Copy the complete listing exactly as shown.

━━━

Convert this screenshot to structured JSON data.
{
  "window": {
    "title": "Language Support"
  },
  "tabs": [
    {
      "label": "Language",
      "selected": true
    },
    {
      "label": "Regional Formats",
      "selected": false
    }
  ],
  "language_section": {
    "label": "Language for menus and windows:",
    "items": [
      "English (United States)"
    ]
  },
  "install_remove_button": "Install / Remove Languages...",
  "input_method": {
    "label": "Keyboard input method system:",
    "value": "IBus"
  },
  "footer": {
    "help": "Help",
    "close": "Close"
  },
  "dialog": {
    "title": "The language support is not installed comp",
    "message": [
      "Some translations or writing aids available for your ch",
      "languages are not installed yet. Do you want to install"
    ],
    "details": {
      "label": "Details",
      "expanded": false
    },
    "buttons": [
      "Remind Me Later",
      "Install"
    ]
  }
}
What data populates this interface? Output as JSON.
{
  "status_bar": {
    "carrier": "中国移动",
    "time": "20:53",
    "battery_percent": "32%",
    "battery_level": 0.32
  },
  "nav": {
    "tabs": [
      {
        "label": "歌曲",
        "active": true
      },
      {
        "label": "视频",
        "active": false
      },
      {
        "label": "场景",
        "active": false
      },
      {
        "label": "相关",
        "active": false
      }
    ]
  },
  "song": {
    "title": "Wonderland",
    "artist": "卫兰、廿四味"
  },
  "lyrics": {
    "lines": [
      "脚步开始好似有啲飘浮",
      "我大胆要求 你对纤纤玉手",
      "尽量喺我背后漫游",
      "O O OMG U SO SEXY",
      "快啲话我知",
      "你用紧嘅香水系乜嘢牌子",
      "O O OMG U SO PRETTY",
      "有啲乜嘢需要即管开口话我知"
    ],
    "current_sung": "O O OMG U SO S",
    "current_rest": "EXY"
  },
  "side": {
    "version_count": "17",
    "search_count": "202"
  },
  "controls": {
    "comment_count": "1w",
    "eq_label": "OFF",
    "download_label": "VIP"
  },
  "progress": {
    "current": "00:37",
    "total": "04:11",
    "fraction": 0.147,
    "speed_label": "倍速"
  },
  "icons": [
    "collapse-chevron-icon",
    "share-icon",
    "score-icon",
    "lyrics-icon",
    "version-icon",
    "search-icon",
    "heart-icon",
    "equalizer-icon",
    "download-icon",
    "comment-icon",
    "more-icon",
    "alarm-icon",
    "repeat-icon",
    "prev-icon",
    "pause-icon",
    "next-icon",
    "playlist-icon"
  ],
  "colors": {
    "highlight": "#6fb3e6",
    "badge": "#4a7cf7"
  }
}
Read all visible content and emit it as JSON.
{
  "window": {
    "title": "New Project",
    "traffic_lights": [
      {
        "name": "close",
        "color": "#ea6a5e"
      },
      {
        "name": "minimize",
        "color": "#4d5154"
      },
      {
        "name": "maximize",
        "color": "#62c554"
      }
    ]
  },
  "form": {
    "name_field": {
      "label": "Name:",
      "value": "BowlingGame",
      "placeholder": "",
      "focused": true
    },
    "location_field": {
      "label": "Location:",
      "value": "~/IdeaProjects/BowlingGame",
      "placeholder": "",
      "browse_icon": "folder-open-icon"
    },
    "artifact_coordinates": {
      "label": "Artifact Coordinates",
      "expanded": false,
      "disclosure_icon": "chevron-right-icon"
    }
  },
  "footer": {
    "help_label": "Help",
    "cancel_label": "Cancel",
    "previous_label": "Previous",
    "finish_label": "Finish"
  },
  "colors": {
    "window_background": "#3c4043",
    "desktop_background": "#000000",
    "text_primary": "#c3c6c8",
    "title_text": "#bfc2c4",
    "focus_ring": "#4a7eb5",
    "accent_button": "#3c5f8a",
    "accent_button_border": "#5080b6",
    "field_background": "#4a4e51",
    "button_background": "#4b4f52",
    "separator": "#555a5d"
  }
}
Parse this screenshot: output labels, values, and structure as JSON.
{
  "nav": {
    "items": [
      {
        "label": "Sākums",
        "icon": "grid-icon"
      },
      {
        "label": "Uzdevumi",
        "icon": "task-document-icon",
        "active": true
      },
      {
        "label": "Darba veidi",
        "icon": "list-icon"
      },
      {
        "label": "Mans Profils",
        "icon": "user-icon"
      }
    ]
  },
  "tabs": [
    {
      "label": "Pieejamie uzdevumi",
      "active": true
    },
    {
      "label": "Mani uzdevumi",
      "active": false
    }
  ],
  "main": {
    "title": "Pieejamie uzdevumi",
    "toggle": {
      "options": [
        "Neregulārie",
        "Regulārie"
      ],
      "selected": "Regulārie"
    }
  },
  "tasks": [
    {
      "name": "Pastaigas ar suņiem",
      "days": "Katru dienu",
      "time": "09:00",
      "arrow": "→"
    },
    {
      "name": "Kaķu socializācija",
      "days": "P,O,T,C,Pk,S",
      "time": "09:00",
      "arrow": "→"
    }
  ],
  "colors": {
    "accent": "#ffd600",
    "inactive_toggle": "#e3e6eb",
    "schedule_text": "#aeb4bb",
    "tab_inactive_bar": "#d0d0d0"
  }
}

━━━

Answer section
Convert this screenshot to structured JSON data.
{
  "window": {
    "title": "Language Support"
  },
  "tabs": [
    {
      "label": "Language",
      "selected": true
    },
    {
      "label": "Regional Formats",
      "selected": false
    }
  ],
  "language_section": {
    "label": "Language for menus and windows:",
    "items": [
      "English (United States)"
    ]
  },
  "install_remove_button": "Install / Remove Languages...",
  "input_method": {
    "label": "Keyboard input method system:",
    "value": "IBus"
  },
  "footer": {
    "help": "Help",
    "close": "Close"
  },
  "dialog": {
    "title": "The language support is not installed comp",
    "message": [
      "Some translations or writing aids available for your ch",
      "languages are not installed yet. Do you want to install"
    ],
    "details": {
      "label": "Details",
      "expanded": false
    },
    "buttons": [
      "Remind Me Later",
      "Install"
    ]
  }
}
What data populates this interface? Output as JSON.
{
  "status_bar": {
    "carrier": "中国移动",
    "time": "20:53",
    "battery_percent": "32%",
    "battery_level": 0.32
  },
  "nav": {
    "tabs": [
      {
        "label": "歌曲",
        "active": true
      },
      {
        "label": "视频",
        "active": false
      },
      {
        "label": "场景",
        "active": false
      },
      {
        "label": "相关",
        "active": false
      }
    ]
  },
  "song": {
    "title": "Wonderland",
    "artist": "卫兰、廿四味"
  },
  "lyrics": {
    "lines": [
      "脚步开始好似有啲飘浮",
      "我大胆要求 你对纤纤玉手",
      "尽量喺我背后漫游",
      "O O OMG U SO SEXY",
      "快啲话我知",
      "你用紧嘅香水系乜嘢牌子",
      "O O OMG U SO PRETTY",
      "有啲乜嘢需要即管开口话我知"
    ],
    "current_sung": "O O OMG U SO S",
    "current_rest": "EXY"
  },
  "side": {
    "version_count": "17",
    "search_count": "202"
  },
  "controls": {
    "comment_count": "1w",
    "eq_label": "OFF",
    "download_label": "VIP"
  },
  "progress": {
    "current": "00:37",
    "total": "04:11",
    "fraction": 0.147,
    "speed_label": "倍速"
  },
  "icons": [
    "collapse-chevron-icon",
    "share-icon",
    "score-icon",
    "lyrics-icon",
    "version-icon",
    "search-icon",
    "heart-icon",
    "equalizer-icon",
    "download-icon",
    "comment-icon",
    "more-icon",
    "alarm-icon",
    "repeat-icon",
    "prev-icon",
    "pause-icon",
    "next-icon",
    "playlist-icon"
  ],
  "colors": {
    "highlight": "#6fb3e6",
    "badge": "#4a7cf7"
  }
}
Read all visible content and emit it as JSON.
{
  "window": {
    "title": "New Project",
    "traffic_lights": [
      {
        "name": "close",
        "color": "#ea6a5e"
      },
      {
        "name": "minimize",
        "color": "#4d5154"
      },
      {
        "name": "maximize",
        "color": "#62c554"
      }
    ]
  },
  "form": {
    "name_field": {
      "label": "Name:",
      "value": "BowlingGame",
      "placeholder": "",
      "focused": true
    },
    "location_field": {
      "label": "Location:",
      "value": "~/IdeaProjects/BowlingGame",
      "placeholder": "",
      "browse_icon": "folder-open-icon"
    },
    "artifact_coordinates": {
      "label": "Artifact Coordinates",
      "expanded": false,
      "disclosure_icon": "chevron-right-icon"
    }
  },
  "footer": {
    "help_label": "Help",
    "cancel_label": "Cancel",
    "previous_label": "Previous",
    "finish_label": "Finish"
  },
  "colors": {
    "window_background": "#3c4043",
    "desktop_background": "#000000",
    "text_primary": "#c3c6c8",
    "title_text": "#bfc2c4",
    "focus_ring": "#4a7eb5",
    "accent_button": "#3c5f8a",
    "accent_button_border": "#5080b6",
    "field_background": "#4a4e51",
    "button_background": "#4b4f52",
    "separator": "#555a5d"
  }
}
Parse this screenshot: output labels, values, and structure as JSON.
{
  "nav": {
    "items": [
      {
        "label": "Sākums",
        "icon": "grid-icon"
      },
      {
        "label": "Uzdevumi",
        "icon": "task-document-icon",
        "active": true
      },
      {
        "label": "Darba veidi",
        "icon": "list-icon"
      },
      {
        "label": "Mans Profils",
        "icon": "user-icon"
      }
    ]
  },
  "tabs": [
    {
      "label": "Pieejamie uzdevumi",
      "active": true
    },
    {
      "label": "Mani uzdevumi",
      "active": false
    }
  ],
  "main": {
    "title": "Pieejamie uzdevumi",
    "toggle": {
      "options": [
        "Neregulārie",
        "Regulārie"
      ],
      "selected": "Regulārie"
    }
  },
  "tasks": [
    {
      "name": "Pastaigas ar suņiem",
      "days": "Katru dienu",
      "time": "09:00",
      "arrow": "→"
    },
    {
      "name": "Kaķu socializācija",
      "days": "P,O,T,C,Pk,S",
      "time": "09:00",
      "arrow": "→"
    }
  ],
  "colors": {
    "accent": "#ffd600",
    "inactive_toggle": "#e3e6eb",
    "schedule_text": "#aeb4bb",
    "tab_inactive_bar": "#d0d0d0"
  }
}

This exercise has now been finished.